▸ **Work request**
Leave out the pictures and output the data verbatim.
### Stored data ###
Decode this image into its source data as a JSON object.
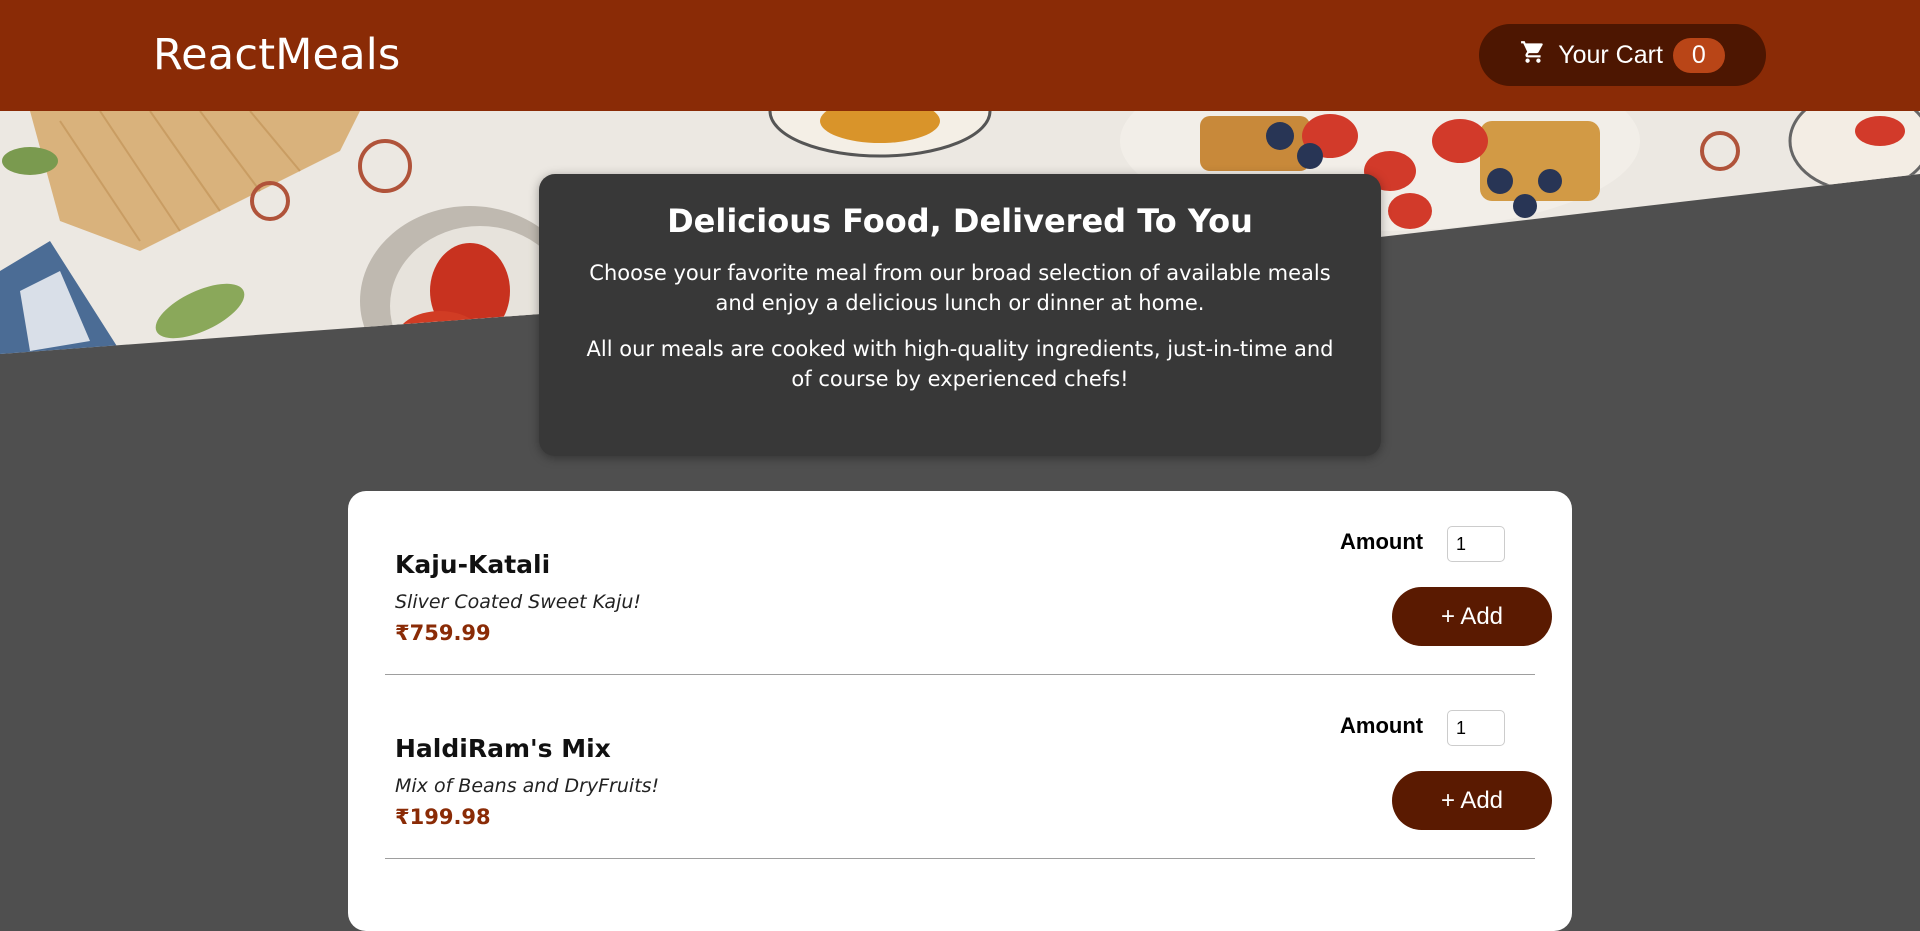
{
  "header": {
    "logo": "ReactMeals",
    "cart_label": "Your Cart",
    "cart_count": "0",
    "cart_icon": "shopping-cart-icon"
  },
  "colors": {
    "header_bg": "#8a2b06",
    "cart_button_bg": "#4d1601",
    "badge_bg": "#b94517",
    "page_bg": "#4f4f4f",
    "summary_bg": "#383838",
    "add_button_bg": "#5a1a01",
    "price": "#8a2b06"
  },
  "summary": {
    "title": "Delicious Food, Delivered To You",
    "paragraph1": "Choose your favorite meal from our broad selection of available meals and enjoy a delicious lunch or dinner at home.",
    "paragraph2": "All our meals are cooked with high-quality ingredients, just-in-time and of course by experienced chefs!"
  },
  "meals": [
    {
      "name": "Kaju-Katali",
      "description": "Sliver Coated Sweet Kaju!",
      "price": "₹759.99",
      "amount_label": "Amount",
      "amount_value": "1",
      "add_label": "+ Add"
    },
    {
      "name": "HaldiRam's Mix",
      "description": "Mix of Beans and DryFruits!",
      "price": "₹199.98",
      "amount_label": "Amount",
      "amount_value": "1",
      "add_label": "+ Add"
    }
  ]
}
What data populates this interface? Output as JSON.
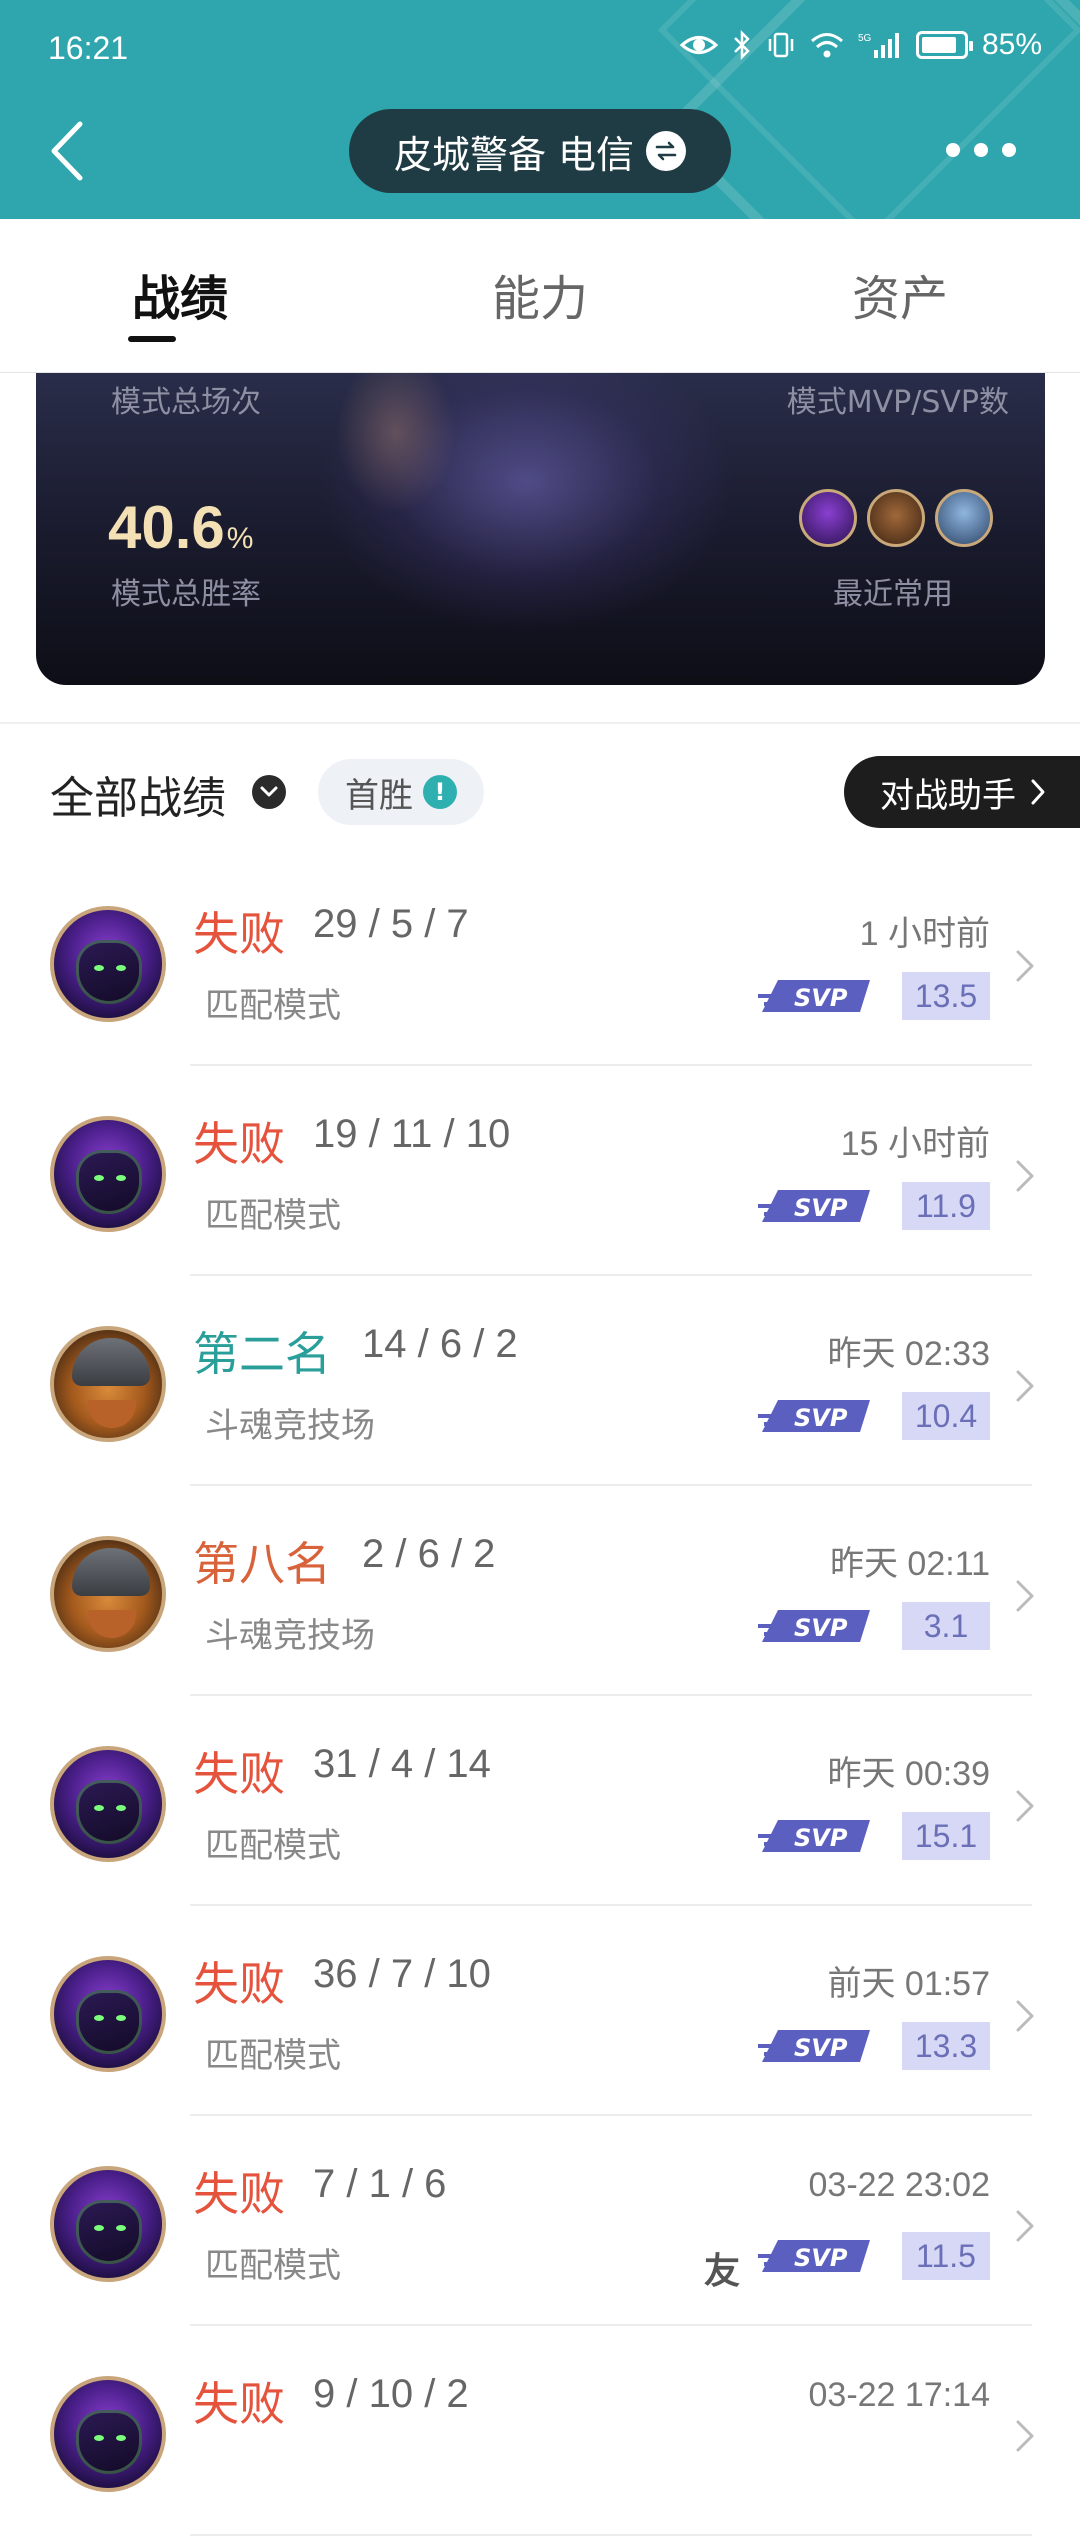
{
  "status_bar": {
    "time": "16:21",
    "battery": "85%",
    "battery_fraction": 0.85,
    "network": "5G",
    "icons": [
      "eye-icon",
      "bluetooth-icon",
      "vibrate-icon",
      "wifi-icon",
      "signal-icon",
      "battery-icon"
    ]
  },
  "header": {
    "account": "皮城警备 电信",
    "bg_color": "#2fa6ad"
  },
  "tabs": [
    {
      "label": "战绩",
      "active": true
    },
    {
      "label": "能力",
      "active": false
    },
    {
      "label": "资产",
      "active": false
    }
  ],
  "summary": {
    "total_games_label": "模式总场次",
    "mvp_label": "模式MVP/SVP数",
    "winrate_value": "40.6",
    "winrate_unit": "%",
    "winrate_label": "模式总胜率",
    "recent_label": "最近常用",
    "recent_heroes": [
      "purple-hero-avatar",
      "warrior-hero-avatar",
      "knight-hero-avatar"
    ]
  },
  "filters": {
    "title": "全部战绩",
    "first_win": "首胜",
    "assistant": "对战助手"
  },
  "matches": [
    {
      "result": "失败",
      "result_type": "lose",
      "kda": "29 / 5 / 7",
      "mode": "匹配模式",
      "time": "1 小时前",
      "badge": "SVP",
      "score": "13.5",
      "hero": "purple",
      "friend": ""
    },
    {
      "result": "失败",
      "result_type": "lose",
      "kda": "19 / 11 / 10",
      "mode": "匹配模式",
      "time": "15 小时前",
      "badge": "SVP",
      "score": "11.9",
      "hero": "purple",
      "friend": ""
    },
    {
      "result": "第二名",
      "result_type": "second",
      "kda": "14 / 6 / 2",
      "mode": "斗魂竞技场",
      "time": "昨天 02:33",
      "badge": "SVP",
      "score": "10.4",
      "hero": "viking",
      "friend": ""
    },
    {
      "result": "第八名",
      "result_type": "eighth",
      "kda": "2 / 6 / 2",
      "mode": "斗魂竞技场",
      "time": "昨天 02:11",
      "badge": "SVP",
      "score": "3.1",
      "hero": "viking",
      "friend": ""
    },
    {
      "result": "失败",
      "result_type": "lose",
      "kda": "31 / 4 / 14",
      "mode": "匹配模式",
      "time": "昨天 00:39",
      "badge": "SVP",
      "score": "15.1",
      "hero": "purple",
      "friend": ""
    },
    {
      "result": "失败",
      "result_type": "lose",
      "kda": "36 / 7 / 10",
      "mode": "匹配模式",
      "time": "前天 01:57",
      "badge": "SVP",
      "score": "13.3",
      "hero": "purple",
      "friend": ""
    },
    {
      "result": "失败",
      "result_type": "lose",
      "kda": "7 / 1 / 6",
      "mode": "匹配模式",
      "time": "03-22 23:02",
      "badge": "SVP",
      "score": "11.5",
      "hero": "purple",
      "friend": "友"
    },
    {
      "result": "失败",
      "result_type": "lose",
      "kda": "9 / 10 / 2",
      "mode": "",
      "time": "03-22 17:14",
      "badge": "",
      "score": "",
      "hero": "purple",
      "friend": ""
    }
  ]
}
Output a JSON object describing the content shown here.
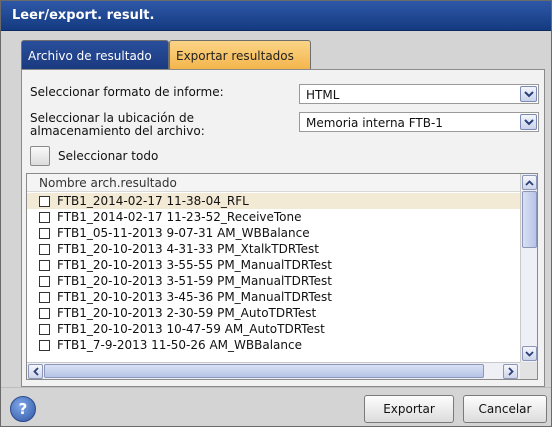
{
  "window": {
    "title": "Leer/export. result."
  },
  "tabs": [
    {
      "label": "Archivo de resultado"
    },
    {
      "label": "Exportar resultados"
    }
  ],
  "report_format": {
    "label": "Seleccionar formato de informe:",
    "value": "HTML"
  },
  "storage_location": {
    "label_line1": "Seleccionar la ubicación de",
    "label_line2": "almacenamiento del archivo:",
    "value": "Memoria interna FTB-1"
  },
  "select_all": {
    "label": "Seleccionar todo"
  },
  "file_list": {
    "header": "Nombre arch.resultado",
    "items": [
      "FTB1_2014-02-17 11-38-04_RFL",
      "FTB1_2014-02-17 11-23-52_ReceiveTone",
      "FTB1_05-11-2013 9-07-31 AM_WBBalance",
      "FTB1_20-10-2013 4-31-33 PM_XtalkTDRTest",
      "FTB1_20-10-2013 3-55-55 PM_ManualTDRTest",
      "FTB1_20-10-2013 3-51-59 PM_ManualTDRTest",
      "FTB1_20-10-2013 3-45-36 PM_ManualTDRTest",
      "FTB1_20-10-2013 2-30-59 PM_AutoTDRTest",
      "FTB1_20-10-2013 10-47-59 AM_AutoTDRTest",
      "FTB1_7-9-2013 11-50-26 AM_WBBalance"
    ]
  },
  "buttons": {
    "help": "?",
    "export": "Exportar",
    "cancel": "Cancelar"
  }
}
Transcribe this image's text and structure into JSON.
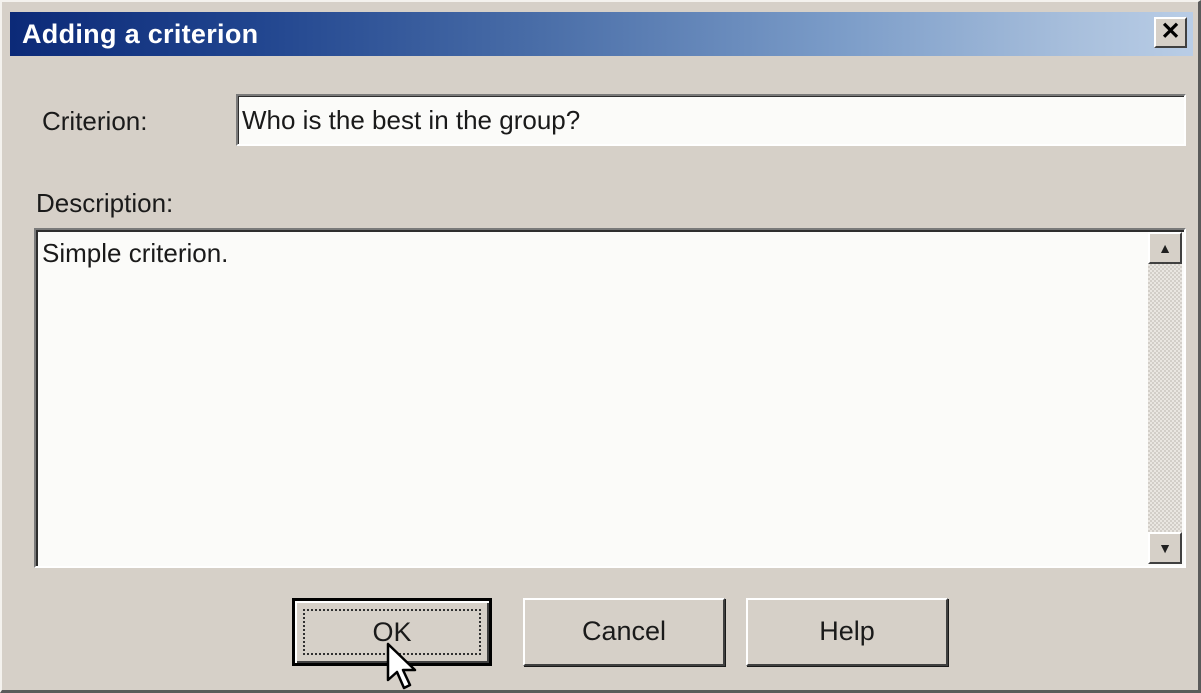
{
  "window": {
    "title": "Adding a criterion",
    "close_symbol": "✕"
  },
  "form": {
    "criterion_label": "Criterion:",
    "criterion_value": "Who is the best in the group?",
    "description_label": "Description:",
    "description_value": "Simple criterion."
  },
  "buttons": {
    "ok_label": "OK",
    "cancel_label": "Cancel",
    "help_label": "Help"
  },
  "scrollbar": {
    "up_symbol": "▲",
    "down_symbol": "▼"
  },
  "icons": {
    "close": "close-icon",
    "scroll_up": "scroll-up-arrow-icon",
    "scroll_down": "scroll-down-arrow-icon",
    "cursor": "mouse-pointer-icon"
  },
  "colors": {
    "dialog_face": "#d6d0c8",
    "title_gradient_start": "#0c2a78",
    "title_gradient_end": "#b9cde6",
    "field_background": "#fbfbf9"
  }
}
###
▸ **Task result**
Decode this image into its source data as a JSON object.
{
  "header": {
    "logo": "ReactMeals",
    "cart_label": "Your Cart",
    "cart_count": "0",
    "cart_icon": "shopping-cart-icon"
  },
  "colors": {
    "header_bg": "#8a2b06",
    "cart_button_bg": "#4d1601",
    "badge_bg": "#b94517",
    "page_bg": "#4f4f4f",
    "summary_bg": "#383838",
    "add_button_bg": "#5a1a01",
    "price": "#8a2b06"
  },
  "summary": {
    "title": "Delicious Food, Delivered To You",
    "paragraph1": "Choose your favorite meal from our broad selection of available meals and enjoy a delicious lunch or dinner at home.",
    "paragraph2": "All our meals are cooked with high-quality ingredients, just-in-time and of course by experienced chefs!"
  },
  "meals": [
    {
      "name": "Kaju-Katali",
      "description": "Sliver Coated Sweet Kaju!",
      "price": "₹759.99",
      "amount_label": "Amount",
      "amount_value": "1",
      "add_label": "+ Add"
    },
    {
      "name": "HaldiRam's Mix",
      "description": "Mix of Beans and DryFruits!",
      "price": "₹199.98",
      "amount_label": "Amount",
      "amount_value": "1",
      "add_label": "+ Add"
    }
  ]
}
What data populates this interface? Output as JSON.
{
  "status_bar": {
    "time": "16:21",
    "battery": "85%",
    "battery_fraction": 0.85,
    "network": "5G",
    "icons": [
      "eye-icon",
      "bluetooth-icon",
      "vibrate-icon",
      "wifi-icon",
      "signal-icon",
      "battery-icon"
    ]
  },
  "header": {
    "account": "皮城警备 电信",
    "bg_color": "#2fa6ad"
  },
  "tabs": [
    {
      "label": "战绩",
      "active": true
    },
    {
      "label": "能力",
      "active": false
    },
    {
      "label": "资产",
      "active": false
    }
  ],
  "summary": {
    "total_games_label": "模式总场次",
    "mvp_label": "模式MVP/SVP数",
    "winrate_value": "40.6",
    "winrate_unit": "%",
    "winrate_label": "模式总胜率",
    "recent_label": "最近常用",
    "recent_heroes": [
      "purple-hero-avatar",
      "warrior-hero-avatar",
      "knight-hero-avatar"
    ]
  },
  "filters": {
    "title": "全部战绩",
    "first_win": "首胜",
    "assistant": "对战助手"
  },
  "matches": [
    {
      "result": "失败",
      "result_type": "lose",
      "kda": "29 / 5 / 7",
      "mode": "匹配模式",
      "time": "1 小时前",
      "badge": "SVP",
      "score": "13.5",
      "hero": "purple",
      "friend": ""
    },
    {
      "result": "失败",
      "result_type": "lose",
      "kda": "19 / 11 / 10",
      "mode": "匹配模式",
      "time": "15 小时前",
      "badge": "SVP",
      "score": "11.9",
      "hero": "purple",
      "friend": ""
    },
    {
      "result": "第二名",
      "result_type": "second",
      "kda": "14 / 6 / 2",
      "mode": "斗魂竞技场",
      "time": "昨天 02:33",
      "badge": "SVP",
      "score": "10.4",
      "hero": "viking",
      "friend": ""
    },
    {
      "result": "第八名",
      "result_type": "eighth",
      "kda": "2 / 6 / 2",
      "mode": "斗魂竞技场",
      "time": "昨天 02:11",
      "badge": "SVP",
      "score": "3.1",
      "hero": "viking",
      "friend": ""
    },
    {
      "result": "失败",
      "result_type": "lose",
      "kda": "31 / 4 / 14",
      "mode": "匹配模式",
      "time": "昨天 00:39",
      "badge": "SVP",
      "score": "15.1",
      "hero": "purple",
      "friend": ""
    },
    {
      "result": "失败",
      "result_type": "lose",
      "kda": "36 / 7 / 10",
      "mode": "匹配模式",
      "time": "前天 01:57",
      "badge": "SVP",
      "score": "13.3",
      "hero": "purple",
      "friend": ""
    },
    {
      "result": "失败",
      "result_type": "lose",
      "kda": "7 / 1 / 6",
      "mode": "匹配模式",
      "time": "03-22 23:02",
      "badge": "SVP",
      "score": "11.5",
      "hero": "purple",
      "friend": "友"
    },
    {
      "result": "失败",
      "result_type": "lose",
      "kda": "9 / 10 / 2",
      "mode": "",
      "time": "03-22 17:14",
      "badge": "",
      "score": "",
      "hero": "purple",
      "friend": ""
    }
  ]
}
Output a JSON object describing the content shown here.
{
  "window": {
    "title": "Leer/export. result."
  },
  "tabs": [
    {
      "label": "Archivo de resultado"
    },
    {
      "label": "Exportar resultados"
    }
  ],
  "report_format": {
    "label": "Seleccionar formato de informe:",
    "value": "HTML"
  },
  "storage_location": {
    "label_line1": "Seleccionar la ubicación de",
    "label_line2": "almacenamiento del archivo:",
    "value": "Memoria interna FTB-1"
  },
  "select_all": {
    "label": "Seleccionar todo"
  },
  "file_list": {
    "header": "Nombre arch.resultado",
    "items": [
      "FTB1_2014-02-17 11-38-04_RFL",
      "FTB1_2014-02-17 11-23-52_ReceiveTone",
      "FTB1_05-11-2013 9-07-31 AM_WBBalance",
      "FTB1_20-10-2013 4-31-33 PM_XtalkTDRTest",
      "FTB1_20-10-2013 3-55-55 PM_ManualTDRTest",
      "FTB1_20-10-2013 3-51-59 PM_ManualTDRTest",
      "FTB1_20-10-2013 3-45-36 PM_ManualTDRTest",
      "FTB1_20-10-2013 2-30-59 PM_AutoTDRTest",
      "FTB1_20-10-2013 10-47-59 AM_AutoTDRTest",
      "FTB1_7-9-2013 11-50-26 AM_WBBalance"
    ]
  },
  "buttons": {
    "help": "?",
    "export": "Exportar",
    "cancel": "Cancelar"
  }
}
Transcribe this image's text and structure into JSON.
{
  "window": {
    "title": "Adding a criterion",
    "close_symbol": "✕"
  },
  "form": {
    "criterion_label": "Criterion:",
    "criterion_value": "Who is the best in the group?",
    "description_label": "Description:",
    "description_value": "Simple criterion."
  },
  "buttons": {
    "ok_label": "OK",
    "cancel_label": "Cancel",
    "help_label": "Help"
  },
  "scrollbar": {
    "up_symbol": "▲",
    "down_symbol": "▼"
  },
  "icons": {
    "close": "close-icon",
    "scroll_up": "scroll-up-arrow-icon",
    "scroll_down": "scroll-down-arrow-icon",
    "cursor": "mouse-pointer-icon"
  },
  "colors": {
    "dialog_face": "#d6d0c8",
    "title_gradient_start": "#0c2a78",
    "title_gradient_end": "#b9cde6",
    "field_background": "#fbfbf9"
  }
}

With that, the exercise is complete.